The date and place of the picture's exhibition are significant, for Hallé must have been particularly anxious to make a good impression on this occasion, the opening exhibition of the breakaway gallery on which he had staked so much. Indeed he listed Paolo and Francesca among his 'principal works' in his entry in Who's Who. F.G. Stephens also admired the picture, writing in the Athenaeum: 'It is not only his best work, but far more complete and striking as a design, better put together, more expressive and homogeneous in colour, and more thoroughly drawn than anything we know from his hands. The attitudes are apt and spirited, [although] we care less for Paolo's expression than that of Francesca.'

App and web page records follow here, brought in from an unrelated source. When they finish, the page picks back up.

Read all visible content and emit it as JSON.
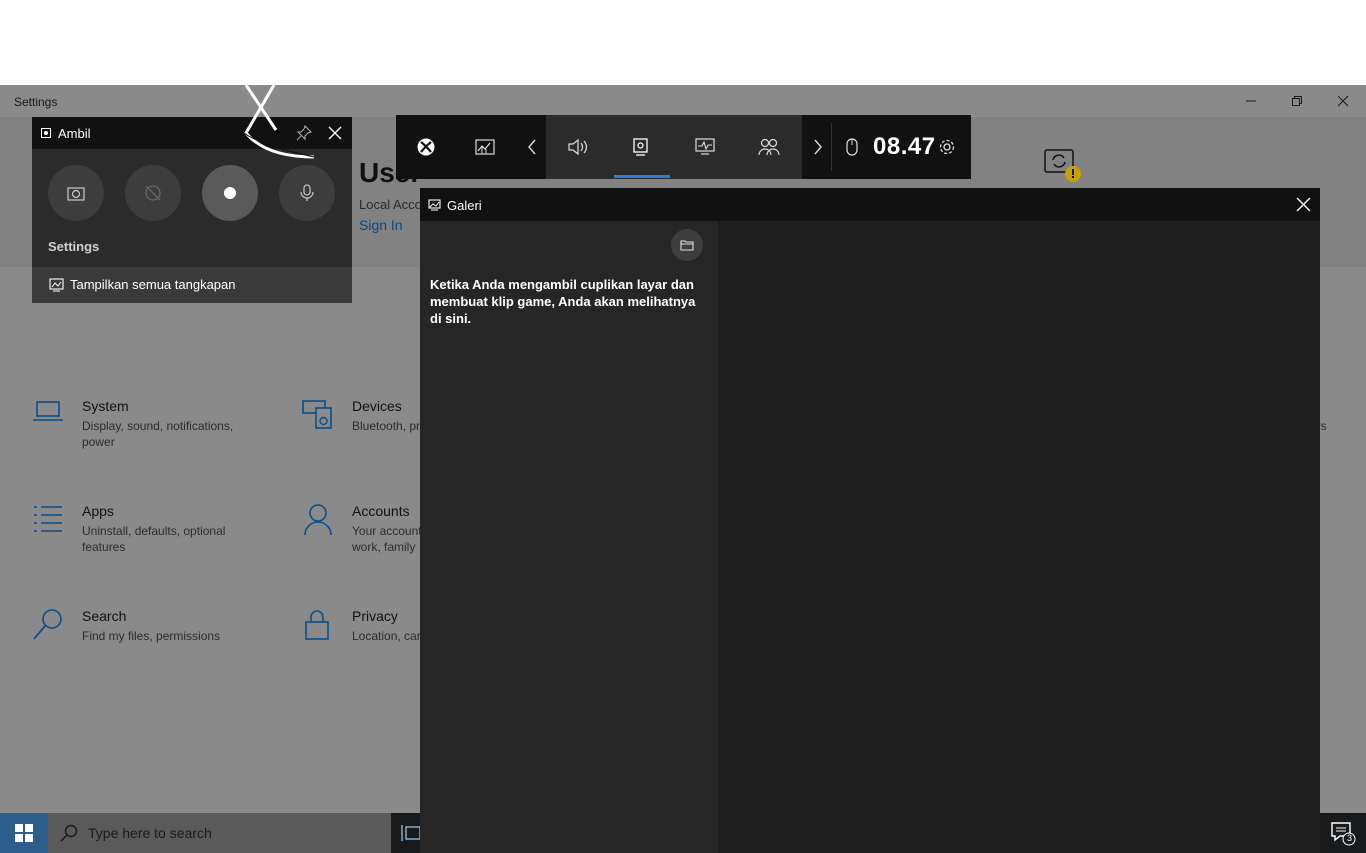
{
  "settings_window": {
    "title": "Settings",
    "user": {
      "title": "User",
      "subtitle": "Local Acco",
      "sign_in": "Sign In"
    },
    "categories": [
      {
        "name": "System",
        "desc": "Display, sound, notifications, power",
        "icon": "laptop-icon"
      },
      {
        "name": "Devices",
        "desc": "Bluetooth, pr",
        "icon": "keyboard-speaker-icon"
      },
      {
        "name": "Apps",
        "desc": "Uninstall, defaults, optional features",
        "icon": "list-icon"
      },
      {
        "name": "Accounts",
        "desc": "Your account\nwork, family",
        "icon": "person-icon"
      },
      {
        "name": "Search",
        "desc": "Find my files, permissions",
        "icon": "search-icon"
      },
      {
        "name": "Privacy",
        "desc": "Location, car",
        "icon": "lock-icon"
      }
    ],
    "edge_text": "ers"
  },
  "capture_widget": {
    "title": "Ambil",
    "settings_label": "Settings",
    "show_all": "Tampilkan semua tangkapan"
  },
  "gamebar": {
    "time": "08.47"
  },
  "gallery": {
    "title": "Galeri",
    "empty_message": "Ketika Anda mengambil cuplikan layar dan membuat klip game, Anda akan melihatnya di sini."
  },
  "taskbar": {
    "search_placeholder": "Type here to search",
    "notification_count": "3"
  },
  "colors": {
    "accent": "#2d7dd2",
    "warning": "#f2c200",
    "link": "#064a7e"
  }
}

Stylistically, the picture exemplifies the fusion of academic drawing and Venetian colour already noted as characteristic of Hallé's work, while iconographically it belongs to a long tradition, the subject of the lovers, whether embracing on earth or floating in hell, having enjoyed great popularity in the wake of the Romantic Movement. It occurs among Flaxman's illustrations to Dante published in 1807, and those who attempted it subsequently included Ingres (from 1819, the year that Keats treated it in a sonnet), Blake (1824-7), J.A. Koch (1825-8), Delacroix (1826), Ary Scheffer (1835), C.W. Cope (1837), William Dyce (1837), G.F. Watts (from 1845), D.G. Rossetti (from c. 1846) and Alexander Munro (1852). Hallé, with his international experience and outlook, must have known many of these versions. Ingres had been an early mentor and would have led him back to Flaxman, while as a young man in Rome, interested in the Nazarenes, he had probably seen Koch's fresco in the Casino Massimo. Dyce's painting, also in the Nazarene tradition, was in the Royal Scottish Academy, and Rossetti's various treatments had been much exhibited following the artist's death in 1882. Finally, there was Watts's definitive version of a long-meditated composition (Watts Gallery, Compton), shown at the Grosvenor in 1879, seen there again in his one-man exhibition in the winter of 1881-2, but only finally completed in 1884. This would have been Hallé's immediate precedent, and he may even have thought of his own picture as in some sense a pendant, choosing to work on a similar scale while opting for the alternative subject (Watts had painted the lovers in hell on a canvas 60 x 51in). Hallé's picture appeared seven years after Patience, but it is certainly a late expression of the phenomenon that inspired Gilbert to describe Bunthorne as a 'Francesca da Rimini, miminy piminy, je ne sais quoi young man'.